This large rodent is in fact not a hare at all and most closely related to the guinea pig. However, they are frequently compared to antelope or deer as they may gallop or even bounce on all fours when running. For a 16kg ball of fluff, Patagonian hares are surprising quick, reaching speeds of 45 kilometres per hour.
Patagonian hares show unique social organisation by combining monogamy with communal living. Breeding partners remain together for life but up to 15 families may live together in the same underground burrow. The adults take turns watching over the children in this ‘Patagonian hare kindergarten’. This allows the other adults to feed, frolic in the sun, or whatever else tickles their fancy.
Patagonia is very windswept; therefore burrows are highly sought after. Even birds nest underground. The Patagonian hares must be on constant guard from animals trying to take over their home such as burrowing owls (I know, burrowing owls! WTF?).
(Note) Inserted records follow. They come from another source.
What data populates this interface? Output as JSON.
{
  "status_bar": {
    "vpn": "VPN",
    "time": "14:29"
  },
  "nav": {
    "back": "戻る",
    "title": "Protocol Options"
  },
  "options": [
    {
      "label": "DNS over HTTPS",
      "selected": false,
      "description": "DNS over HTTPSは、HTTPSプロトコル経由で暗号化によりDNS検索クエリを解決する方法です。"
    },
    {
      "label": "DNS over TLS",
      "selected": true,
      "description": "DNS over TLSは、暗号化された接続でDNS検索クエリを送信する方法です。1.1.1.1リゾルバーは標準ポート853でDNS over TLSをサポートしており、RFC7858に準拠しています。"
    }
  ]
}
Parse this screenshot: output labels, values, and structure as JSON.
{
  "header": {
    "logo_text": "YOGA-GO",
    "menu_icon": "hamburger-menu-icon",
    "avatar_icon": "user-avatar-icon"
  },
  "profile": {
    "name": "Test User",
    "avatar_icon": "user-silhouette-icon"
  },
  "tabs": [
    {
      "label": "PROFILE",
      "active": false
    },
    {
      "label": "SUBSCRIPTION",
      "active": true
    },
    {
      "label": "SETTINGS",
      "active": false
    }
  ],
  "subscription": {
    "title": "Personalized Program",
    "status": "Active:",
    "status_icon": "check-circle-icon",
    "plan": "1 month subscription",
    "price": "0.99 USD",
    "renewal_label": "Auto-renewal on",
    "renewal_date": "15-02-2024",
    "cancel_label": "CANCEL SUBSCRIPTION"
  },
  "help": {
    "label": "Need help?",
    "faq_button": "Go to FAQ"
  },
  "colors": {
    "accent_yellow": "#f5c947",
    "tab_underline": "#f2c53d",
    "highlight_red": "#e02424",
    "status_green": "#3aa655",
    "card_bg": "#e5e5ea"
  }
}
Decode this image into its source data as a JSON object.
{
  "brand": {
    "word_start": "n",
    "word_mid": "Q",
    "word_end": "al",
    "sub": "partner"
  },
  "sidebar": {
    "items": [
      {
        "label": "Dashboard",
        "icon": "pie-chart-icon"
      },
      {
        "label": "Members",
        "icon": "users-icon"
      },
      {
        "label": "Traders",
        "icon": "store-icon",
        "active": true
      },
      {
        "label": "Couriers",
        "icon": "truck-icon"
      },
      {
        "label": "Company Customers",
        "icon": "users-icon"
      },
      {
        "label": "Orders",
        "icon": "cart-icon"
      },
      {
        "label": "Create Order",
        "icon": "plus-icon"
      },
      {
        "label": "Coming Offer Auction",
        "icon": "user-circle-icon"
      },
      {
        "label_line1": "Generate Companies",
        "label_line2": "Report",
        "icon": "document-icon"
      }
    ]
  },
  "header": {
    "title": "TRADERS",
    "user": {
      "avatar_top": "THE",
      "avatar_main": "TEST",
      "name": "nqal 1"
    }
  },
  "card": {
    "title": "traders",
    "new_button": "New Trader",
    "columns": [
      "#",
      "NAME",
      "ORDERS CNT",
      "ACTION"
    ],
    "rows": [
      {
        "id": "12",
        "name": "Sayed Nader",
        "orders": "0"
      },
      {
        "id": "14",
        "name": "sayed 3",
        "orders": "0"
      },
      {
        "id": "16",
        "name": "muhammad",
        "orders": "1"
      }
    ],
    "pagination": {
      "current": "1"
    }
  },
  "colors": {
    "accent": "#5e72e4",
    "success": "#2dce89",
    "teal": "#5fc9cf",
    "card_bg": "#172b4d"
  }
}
One last mention must go out to the process which Patagonian hares carry out, known as ‘anal digging’. I was too scared to Google it though. Sorry.